“While the late Billy Bingham is best remembered for his Everton and Northern Ireland heroics, he both lived for many years and died in Southport. As the manager for us Sandgrounders, his greatest achievement was leading the team into the Third Division as champions in 1966-67” – Lynda Caines.
“I remember Billy Bingham spending Boxing Day 1966 standing guard over the club safe, after the old wooden main stand at Haig Avenue burnt down” – Chris Hale.
“In response to John Gregory [Friday’s letters], here’s Hobson’s Choice: a gambling firm or the sponsor on Ipswich Town’s shirt? Just thinking out loud” – Anthony Train.
“How apt that the next phase of Liverpool’s evolution will be written by Darwin” – Mark McFadden.
NEWS, BITS AND BOBS
Cardiff City might need a bigger boat to import next season’s replica shirts on, after Gareth Bale said he wouldn’t rule out playing for a second-tier club. “I don’t know if the standard makes too much of a difference,” he winked.
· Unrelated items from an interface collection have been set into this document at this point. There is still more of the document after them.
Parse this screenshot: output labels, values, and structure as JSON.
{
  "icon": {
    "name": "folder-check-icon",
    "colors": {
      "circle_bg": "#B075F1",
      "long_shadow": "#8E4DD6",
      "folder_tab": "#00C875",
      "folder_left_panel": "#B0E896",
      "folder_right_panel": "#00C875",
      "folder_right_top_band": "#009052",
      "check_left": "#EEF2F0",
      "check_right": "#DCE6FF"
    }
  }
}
Bad news for Thomas Grønnemark: Ifab suits have agreed to authorise trials of kick-ins to replace throw-ins, with the Dutch second division the likely guinea pig. Football’s lawmakers have also made five substitutions a permanent thing.
Erik ten Hag’s first defeat game in charge at Old Trafford will be a friendly against La Liga outfit Rayo Vallecano on 31 July, one day after Manchester United face Atlético Madrid in Oslo.
Gareth Southgate offered a stinging reply when asked if England can benefit from United players’ lack of Big Cup football next season. “We’ve only got one with us,” he shot back. “[The others have] got a lot to do to get back in the squad.”
Erling Haaland has completed his £51.5m move to Manchester City. “I believe I am in the right place to fulfil my ambitions,” kerchinged the goal-guzzling Norway striker. “I want to score goals, win trophies and improve.”
The average age of league players in the USA! USA!! USA!!! has risen sharply after Giorgio Chiellini, 78, signed for MLS outfit LAFC.
And Son Heung-min isn’t that good – just ask his dad. “He’s not world class yet,” Son Woong-jung, a former South Korea ‘B’ international, muttered. “I always want him to be 10% better.”